For the most part, though, Clintonites have presented her continued campaign as a fulfillment of rights. Historian (and TNR alum) David Greenberg recently placed Obama's uplifting style in the tradition of the ineffectual liberals that Arthur Schlesinger derided as "doughfaces" ("Double Negative," April 9). As Greenberg wrote, "A well-placed concern not to let ends justify means has often led to a misplaced sacrifice of ends to means." By contrast, he situated Clinton as an heir to "FDR and the New Deal's lieutenants [who] respected fair play and fair procedures, but they put results first."

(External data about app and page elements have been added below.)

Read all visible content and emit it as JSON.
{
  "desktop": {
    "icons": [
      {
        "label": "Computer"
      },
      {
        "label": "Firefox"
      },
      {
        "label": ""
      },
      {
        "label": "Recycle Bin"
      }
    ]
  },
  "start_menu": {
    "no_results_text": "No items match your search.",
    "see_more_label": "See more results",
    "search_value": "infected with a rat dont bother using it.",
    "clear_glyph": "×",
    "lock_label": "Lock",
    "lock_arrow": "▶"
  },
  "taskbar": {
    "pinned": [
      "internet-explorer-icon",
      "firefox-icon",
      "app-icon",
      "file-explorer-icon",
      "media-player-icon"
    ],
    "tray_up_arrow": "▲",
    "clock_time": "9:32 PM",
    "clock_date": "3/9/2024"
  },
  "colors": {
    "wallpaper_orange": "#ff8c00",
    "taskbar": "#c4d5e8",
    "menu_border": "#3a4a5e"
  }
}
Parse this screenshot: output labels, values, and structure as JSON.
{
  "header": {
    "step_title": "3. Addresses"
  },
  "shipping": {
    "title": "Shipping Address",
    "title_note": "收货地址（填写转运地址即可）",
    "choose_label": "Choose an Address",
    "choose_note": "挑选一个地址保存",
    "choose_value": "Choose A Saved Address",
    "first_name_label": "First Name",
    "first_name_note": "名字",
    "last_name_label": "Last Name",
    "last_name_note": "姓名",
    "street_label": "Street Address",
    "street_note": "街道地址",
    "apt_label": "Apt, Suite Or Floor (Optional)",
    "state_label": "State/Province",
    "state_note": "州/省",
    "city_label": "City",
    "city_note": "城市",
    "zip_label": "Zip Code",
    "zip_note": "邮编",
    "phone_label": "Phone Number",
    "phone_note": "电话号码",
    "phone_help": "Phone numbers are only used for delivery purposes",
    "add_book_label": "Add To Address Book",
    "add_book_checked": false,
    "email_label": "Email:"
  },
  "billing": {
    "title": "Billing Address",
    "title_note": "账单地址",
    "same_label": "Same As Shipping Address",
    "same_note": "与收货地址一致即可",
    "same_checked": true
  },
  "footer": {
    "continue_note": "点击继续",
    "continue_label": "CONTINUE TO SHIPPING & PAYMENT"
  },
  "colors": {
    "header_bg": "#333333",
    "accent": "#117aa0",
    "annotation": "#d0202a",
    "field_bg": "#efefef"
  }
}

I think the analogy is apt, but Greenberg has the protagonists backward. It's those defending Clinton's campaign who angrily wave away any practical considerations. In an editorial bolstering Clinton's prerogative to stay in the race, The Washington Post insisted, "No doubt the Democrats have gotten themselves into a fix with rules that may leave the final decision to unelected superdelegates--but why is the answer to that less democracy?"
Anyone who tried to talk sense into a Ralph Nader supporter in 2000 probably heard some version of this rationale. Giving the voters more candidates is democracy, man. The decision to run is an act of civic virtue that may not be analyzed for its real-world effects. Nader himself dismissed Leahy's call for Clinton to withdraw as "political bigotry." He urged, "Listen to your own inner citizen First Amendment voice. This is America. Just like every other citizen, you have a right to run."
A related justification is the "Think of the Puerto Ricans" defense. As a Clinton campaign memo insists, "the citizens in Pennsylvania, Guam, North Carolina, Indiana, West Virginia, Oregon, Kentucky, Puerto Rico, Montana and South Dakota have not yet had the opportunity to exercise that fundamental right." Of course, if Clinton suspended her campaign, those states could still vote for her if they wanted. It's true that their vote wouldn't matter, but that's the way it usually works most of the time anyway. A few months ago, everybody expected the race to be decided after New Hampshire. Now we can't bear to face the fact that the race has been decided after merely 80 percent of the states have weighed in.
Then you have the millions of Clinton supporters who have come to see her campaign as the literal embodiment of feminism. "Now Clinton's methodical, dogged history of work for the Democratic Party is treated just like the methodical, dogged histories of so many women in the workplace," writes syndicated columnist Marie Cocco. "She must step aside to take the smaller office, with the lesser title and the lower pay to make room for the younger guy with the thinner resume."
In the same column, Cocco concedes, "Maybe it is true that Clinton has no realistic way to win the nomination." That's quite a concession! That is, if you consider the presidency an instrument for legislation and policy change, rather than a vehicle for Hillary Clinton's self-actualization and the civic expression of the South Dakota Democratic primary electorate.
Schlesinger once described the doughface tradition thusly: "Politics becomes, not a means of getting things done, but an outlet for private grievances and frustrations." Is there any better description for Clinton's rationale?
Jonathan Chait is a senior editor for The New Republic.